How Oprah reminds me of Margaret Gill: (Women-I-Zen #1a)
I’m surprised that I never saw it before: surprised that until theinterview promotional clip pic, the images of Oprah and Margaret Gill in my head had never crossed the floor of my mind to meet.
And yet their personalities are so replete with correspondences. Each in her own way exuding a strength one might - cautiously - associate with men: composed, calculating men; thinkers.
Not the bluster of the “Big Show” boys. Not the verbosity of alcohol emboldened drinkers.
Not the pace in haste of the Marion-Jones-mess sprinter.
More Marion reformed: travelling lighter, hopefully.
One hopes that our sister to the north is fully accessing such sage-like patience and continence as she might, through her marriage to an anchor from the West Indies.
One hopes, that the Quick Queen is learning as much as she might teach that matchless lion’s cub: Caribbean historian Alvin Thompson’s fleet-footed son, (Gill’s and my compatriot) Obadele.
An Olympian oracle of accounting: Obadele T has come to we (in the Caribbean) via Africa’s strong trees, planted in Barbados and Trinidad gardens.
And incidentally – Mr. Green – this is the deeper seasoning.
Less to do with a crushing of Africa’ dreams, by supposedly superior schemes of European conniving.
More Kofi Anan’s gift: Anansi thrift; Christ-like light amid the blight; the blessing through darkest night, shining in the morning.
Much ado, about nothing: all.
“It is not, it is not…”
Ahhh: but brother Brathwaite (Father Crab Fix), it is.
It is enough to be semi
To be demi:
Call it what you will.
To be a spot: to be a dot; mere punctuation in the script.
Better than to be Drama Queen: better than to be Big Show dream.
Better to be island than megalomaniac continent.
Better to be corner shop: Saturday market basket or tray drop in a sea of economic shocks – if you read me – when the money magic fails.
Better than turning tricks, like Samuel P Huntington, for kicks (in the teeth?) in global marriages.

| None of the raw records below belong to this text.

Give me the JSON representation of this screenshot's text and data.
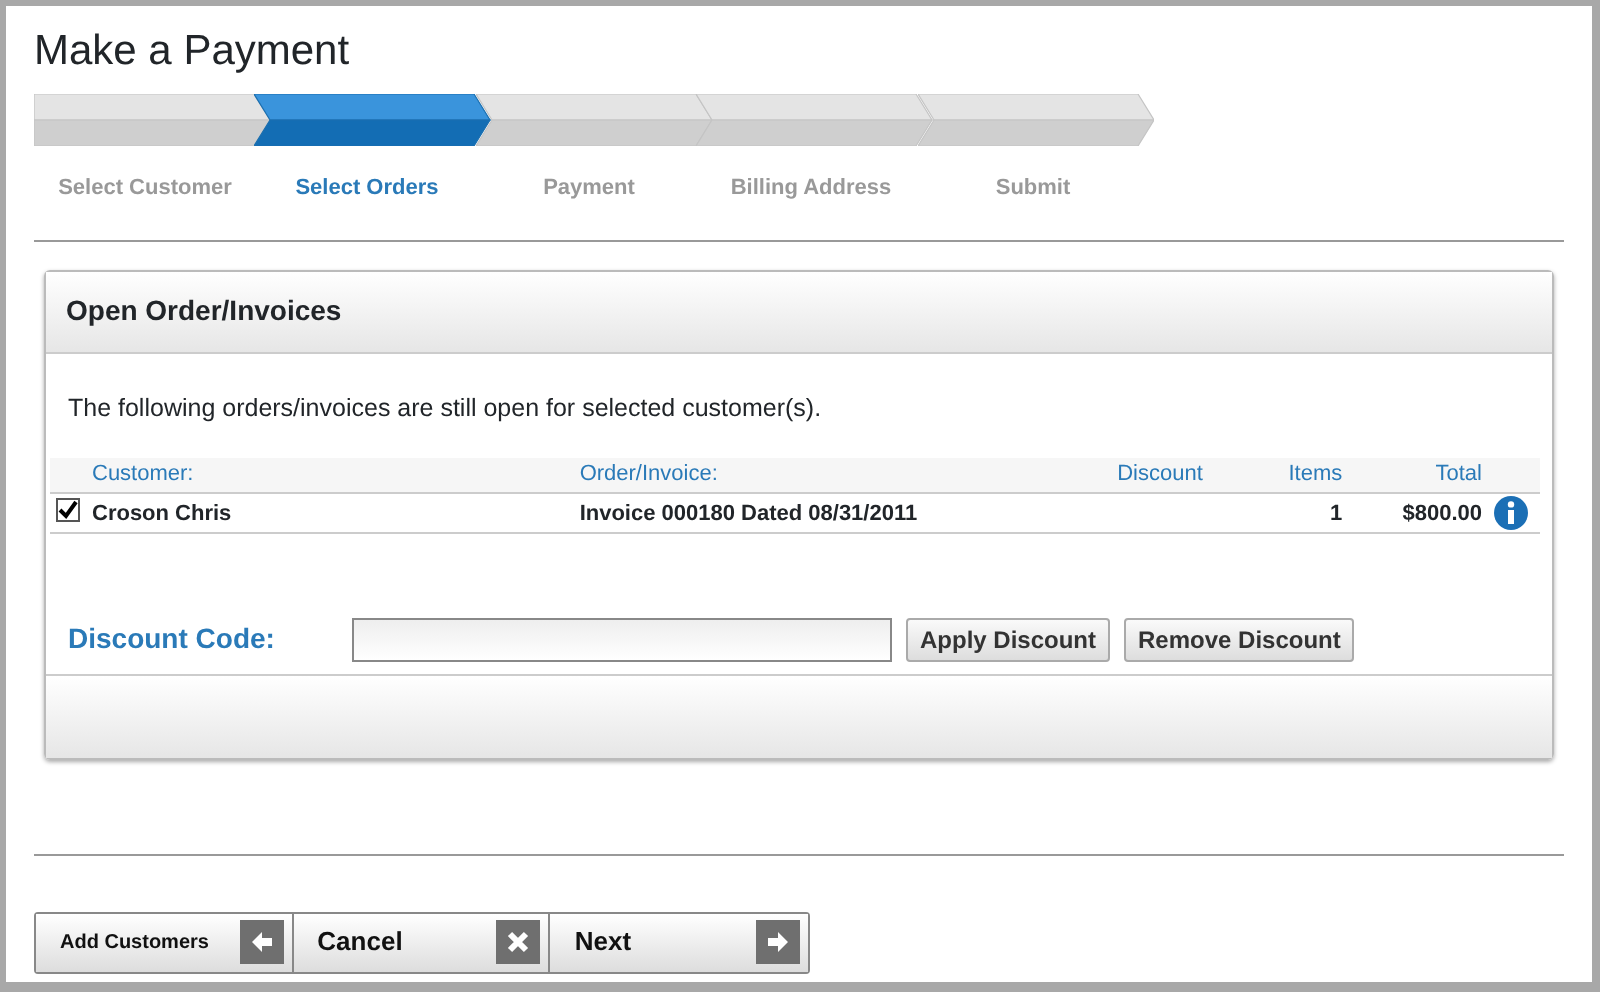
{
  "title": "Make a Payment",
  "steps": [
    {
      "label": "Select Customer",
      "selected": false
    },
    {
      "label": "Select Orders",
      "selected": true
    },
    {
      "label": "Payment",
      "selected": false
    },
    {
      "label": "Billing Address",
      "selected": false
    },
    {
      "label": "Submit",
      "selected": false
    }
  ],
  "panel": {
    "title": "Open Order/Invoices",
    "message": "The following orders/invoices are still open for selected customer(s).",
    "columns": [
      "Customer:",
      "Order/Invoice:",
      "Discount",
      "Items",
      "Total"
    ],
    "rows": [
      {
        "checked": true,
        "customer": "Croson Chris",
        "order": "Invoice 000180 Dated 08/31/2011",
        "discount": "",
        "items": "1",
        "total": "$800.00"
      }
    ],
    "discount_label": "Discount Code:",
    "buttons": [
      "Apply Discount",
      "Remove Discount"
    ]
  },
  "footer_buttons": [
    {
      "label": "Add Customers",
      "kind": "back"
    },
    {
      "label": "Cancel",
      "kind": "cancel"
    },
    {
      "label": "Next",
      "kind": "next"
    }
  ]
}
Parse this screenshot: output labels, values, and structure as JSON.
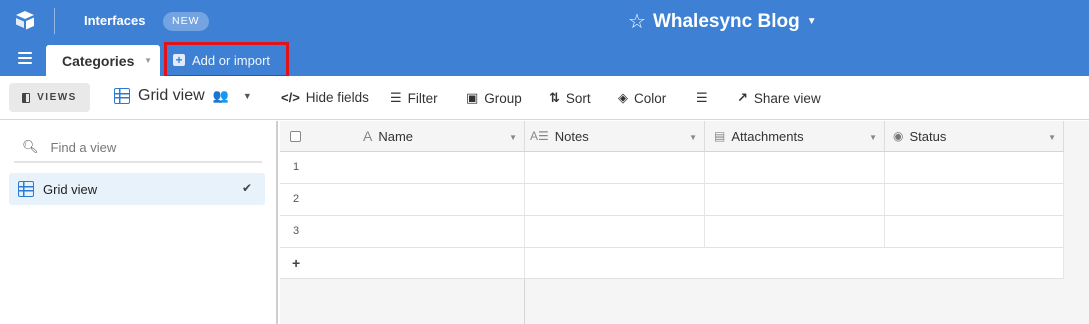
{
  "topbar": {
    "interfaces_label": "Interfaces",
    "new_badge": "NEW",
    "base_name": "Whalesync Blog",
    "accent_color": "#3d80d4"
  },
  "tabs": [
    {
      "label": "Categories",
      "active": true
    }
  ],
  "add_import": {
    "label": "Add or import",
    "highlight_color": "#e0131b"
  },
  "toolbar": {
    "views_label": "VIEWS",
    "view_name": "Grid view",
    "hide_fields": "Hide fields",
    "filter": "Filter",
    "group": "Group",
    "sort": "Sort",
    "color": "Color",
    "share_view": "Share view"
  },
  "sidebar": {
    "search_placeholder": "Find a view",
    "views": [
      {
        "label": "Grid view",
        "selected": true
      }
    ]
  },
  "grid": {
    "columns": [
      {
        "label": "Name",
        "icon": "text-a-icon"
      },
      {
        "label": "Notes",
        "icon": "long-text-icon"
      },
      {
        "label": "Attachments",
        "icon": "attachment-icon"
      },
      {
        "label": "Status",
        "icon": "single-select-icon"
      }
    ],
    "row_numbers": [
      "1",
      "2",
      "3"
    ],
    "add_row": "+"
  }
}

You can take it from this polygamist: Margaret’s smile and Oprah’s wiles are all of one width.
“Nothing new under the sun. It’s been seen: it’s been done.”

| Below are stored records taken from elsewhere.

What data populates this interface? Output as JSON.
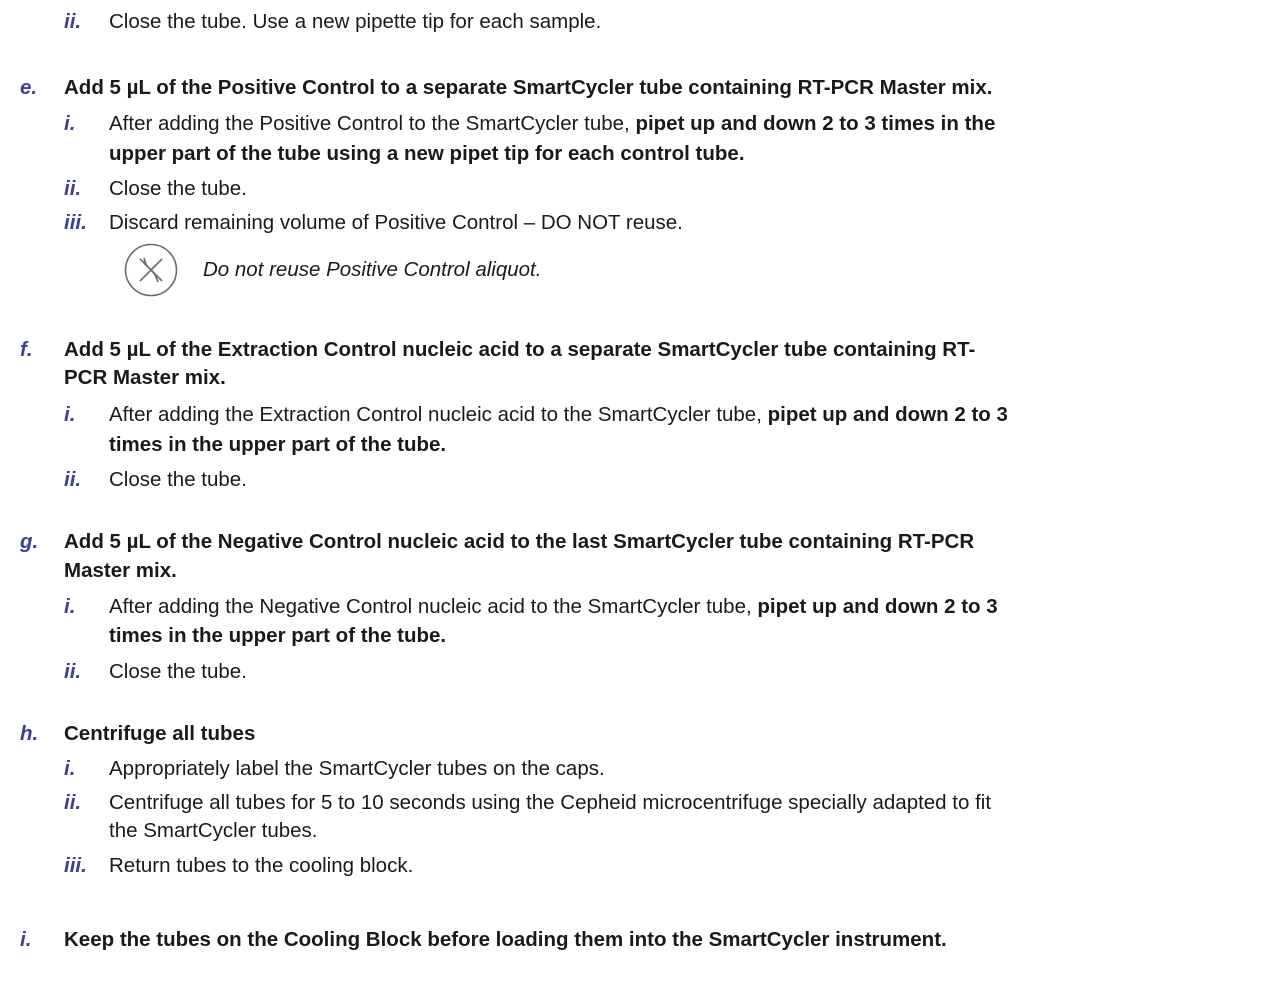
{
  "top": {
    "marker": "ii.",
    "text": "Close the tube. Use a new pipette tip for each sample."
  },
  "step_e": {
    "marker": "e.",
    "text": "Add 5 µL of the Positive Control to a separate SmartCycler tube containing RT-PCR Master mix.",
    "i": {
      "marker": "i.",
      "plain": "After adding the Positive Control to the SmartCycler tube, ",
      "bold1": "pipet up and down 2 to 3 times in the",
      "bold2": "upper part of the tube using a new pipet tip for each control tube."
    },
    "ii": {
      "marker": "ii.",
      "text": "Close the tube."
    },
    "iii": {
      "marker": "iii.",
      "text": "Discard remaining volume of Positive Control – DO NOT reuse."
    },
    "note": {
      "icon": "do-not-reuse-icon",
      "text": "Do not reuse Positive Control aliquot."
    }
  },
  "step_f": {
    "marker": "f.",
    "line1": "Add 5 µL of the Extraction Control nucleic acid to a separate SmartCycler tube containing RT-",
    "line2": "PCR Master mix.",
    "i": {
      "marker": "i.",
      "plain": "After adding the Extraction Control nucleic acid to the SmartCycler tube, ",
      "bold1": "pipet up and down 2 to 3",
      "bold2": "times in the upper part of the tube."
    },
    "ii": {
      "marker": "ii.",
      "text": "Close the tube."
    }
  },
  "step_g": {
    "marker": "g.",
    "line1": "Add 5 µL of the Negative Control nucleic acid to the last SmartCycler tube containing RT-PCR",
    "line2": "Master mix.",
    "i": {
      "marker": "i.",
      "plain": "After adding the Negative Control nucleic acid to the SmartCycler tube, ",
      "bold1": "pipet up and down 2 to 3",
      "bold2": "times in the upper part of the tube."
    },
    "ii": {
      "marker": "ii.",
      "text": "Close the tube."
    }
  },
  "step_h": {
    "marker": "h.",
    "text": "Centrifuge all tubes",
    "i": {
      "marker": "i.",
      "text": "Appropriately label the SmartCycler tubes on the caps."
    },
    "ii": {
      "marker": "ii.",
      "line1": "Centrifuge all tubes for 5 to 10 seconds using the Cepheid microcentrifuge specially adapted to fit",
      "line2": "the SmartCycler tubes."
    },
    "iii": {
      "marker": "iii.",
      "text": "Return tubes to the cooling block."
    }
  },
  "step_i": {
    "marker": "i.",
    "text": "Keep the tubes on the Cooling Block before loading them into the SmartCycler instrument."
  }
}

Hazel’s Temple, wit web spun of finest silk.
Zakaria’s slip, spilling Kali’s milk in his plagiarist tripping.
Balderdash! These old new broadcastings!
Lord Nelson’s run;
True North sun
Neil Haverson’s fun-filled-Stephen-Fry-thrilled-stifle-f
We are all seeing: all color-blind.
As Fleet Streets’ strippers divert the mind
Deep delayed distractions drizzle down the vine
Reap relaying mistakes in real Sky time;
Dianesque delights sprint up the spine of Pythagoras’ Theorem.
Mo Farah’s fame an inverted fountain
Fulfilling Farah-Fawcett rule
Over Kenya’s youth?
Kanye’s Western coup
Rihanna’s Ethiopian truth?
Murdoch-like lock a deep red spot
On Oprah’s blue?
Who would deny that when women colonize the eye, they rule.
And who sows in silt?
Forget Market Guilt: on with the review;
“The men of my race are lovely, lovely”, Margaret wrote
Even as she tightened her hands around their throats.
Even as the Gods made Derek Walcott’s skeletal drama epic
So angels abide with the mariticide Margaret.
So, Lady O: on with the sin.
Let the games begin.
“This little light of mine…”
It might seem that I got lost in the course of making this contribution. It may seem that I was not sure whether I wanted to post a piece of prose or a poem.
But this is just where the imperatives shaping the publication of Woman-I-Zen are leading: into a creolizing or mixing of all things: gender, sex; my feeling joyful and vexed; illustration (particularly “picturate” compositions) and text; distance running and sprinting.
And hopefully, readers will mix-it-up with me in this time and space. I want the publication of Woman-I-Zen to be as interactive as it can be. The contemporary creolization of news reporting and social media – which Allvoices exemplifies - affords this possibility.
And I want to hear all your voices: talk to me.
Let’s make Woman-I-Zen an exercise in global feminist federation.
Footnote: the quotation “Nothing new under the sun. It’s been seen: it’s been done.” is taken from one of my now lost poems or poetic memos.